If a bill allowing taxpayer money to be spent on tuition at private, mostly religious schools doesn’t pass, Texas Senate Republicans have a Plan B: eliminate the ability for private schools to reject transfers or charge them tuition.
Governor Greg Abbott’s misnamed education savings account bill has met consistent opposition from rural Republicans in the Texas House of Representatives. Those Republicans and their Democratic colleagues see school vouchers as a way to funnel massive amounts of public funds from school districts into the coffers of wealthy private schools in urban and suburban parts of Texas. The loss of so many students in public schools, which are funded on a per-student base, could decimate those schools’ budgets.
Enter State Sem. Brandon Creighton (R-The Woodlands). He has been the chief architect of the various voucher initiatives that have limped to defeat this year. His latest filing is Senate Bill 77, which he introduced last Tuesday.

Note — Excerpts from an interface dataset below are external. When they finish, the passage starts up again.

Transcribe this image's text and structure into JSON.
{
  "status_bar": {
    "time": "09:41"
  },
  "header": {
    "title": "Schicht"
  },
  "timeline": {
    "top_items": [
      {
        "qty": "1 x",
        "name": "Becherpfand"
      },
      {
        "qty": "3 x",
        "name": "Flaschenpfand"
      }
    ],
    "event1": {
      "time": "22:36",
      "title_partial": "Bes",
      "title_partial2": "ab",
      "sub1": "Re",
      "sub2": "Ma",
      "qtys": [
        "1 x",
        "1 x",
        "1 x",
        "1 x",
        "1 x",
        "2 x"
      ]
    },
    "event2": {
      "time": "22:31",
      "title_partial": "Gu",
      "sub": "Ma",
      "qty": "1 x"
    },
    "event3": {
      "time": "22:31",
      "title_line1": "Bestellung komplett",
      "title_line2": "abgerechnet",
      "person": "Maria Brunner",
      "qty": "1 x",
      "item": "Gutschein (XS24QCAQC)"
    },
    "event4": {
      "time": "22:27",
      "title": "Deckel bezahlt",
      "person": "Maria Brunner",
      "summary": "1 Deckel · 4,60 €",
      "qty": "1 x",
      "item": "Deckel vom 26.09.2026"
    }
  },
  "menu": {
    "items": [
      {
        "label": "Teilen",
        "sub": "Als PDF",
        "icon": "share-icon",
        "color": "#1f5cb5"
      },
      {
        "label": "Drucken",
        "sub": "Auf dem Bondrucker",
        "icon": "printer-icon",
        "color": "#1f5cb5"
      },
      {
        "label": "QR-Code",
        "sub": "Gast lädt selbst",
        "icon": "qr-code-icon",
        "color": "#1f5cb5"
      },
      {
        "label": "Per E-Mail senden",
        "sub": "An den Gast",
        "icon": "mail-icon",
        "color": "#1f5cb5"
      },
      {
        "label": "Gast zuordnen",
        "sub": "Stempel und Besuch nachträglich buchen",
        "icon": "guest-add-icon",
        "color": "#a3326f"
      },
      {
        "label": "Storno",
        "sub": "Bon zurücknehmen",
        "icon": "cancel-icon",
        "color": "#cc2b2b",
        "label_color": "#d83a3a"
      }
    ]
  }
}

The bill opens with the assertion that “the fundamental rights granted to parents by their Creator and upheld by the United States Constitution, the Texas Constitution, and the laws of this state, including the right to direct the moral and religious training of the parent’s child, make decisions concerning the child’s education, and consent to medical, psychiatric, and psychological treatment of the parent’s child under Section 151.001, Family Code, may not be infringed on by any public elementary or secondary school or state governmental entity, including the state or a political subdivision of the state.”
This mirrors the rhetoric around the “school choice” issue, which has been sold to arch-conservatives as a way to avoid “woke” lessons in public schools. Basically, any content that offends a student’s parent is prohibited. Presumably this includes acknowledging the equality of LGBT people, the teaching scientific evolution, having history lessons that focus on white supremacy’s impact on America, and other far-right culture wars that have dominated school board meetings over the last several years.
Where the bill gets interesting is in the changes to the transfer system. Currently in Texas, parents have the right to send their students to any public school or charter school they like, no questions asked. The new school is not required to provide transportation, but Texans can technically send their child to any public school they want.
In SB77, the italicized following portion has been cut:
“Any child, other than a high school graduate, who is younger than 21 years of age and eligible for enrollment on September 1 of any school year may apply to transfer for in-person instruction annually from the child’s school district of residence to another district in this state for in-person instruction if both the receiving district and the applicant parent or guardian or person having lawful control of the child jointly approve and timely agree in writing to the transfer.”
This means that apart from a few exceptions like full student capacity, schools cannot refuse a transfer if the reason is because a parent feels their beliefs are being persecuted at their current school.
Section 5 of the bill asserts that this does cover private schools, and Section 3 says, “A student who transfers to another school district under this section may not be charged tuition.”
It’s unclear what the purpose of this bill is. It could be a threat to religious communities that have balked at supporting the voucher bill, saying “if you won’t help us use state money to send kids to your school we’ll make you take them for free.” Or, it could be a way for parents to transfer students to private schools while making the receiving schools eat the cost rather than the state. While that would save Texas some money, the loss of students would still negatively impact public school budgets.
Thus far, the bill has only been filed and seems to have zero support. That may change when and if the main school voucher bill is voted down.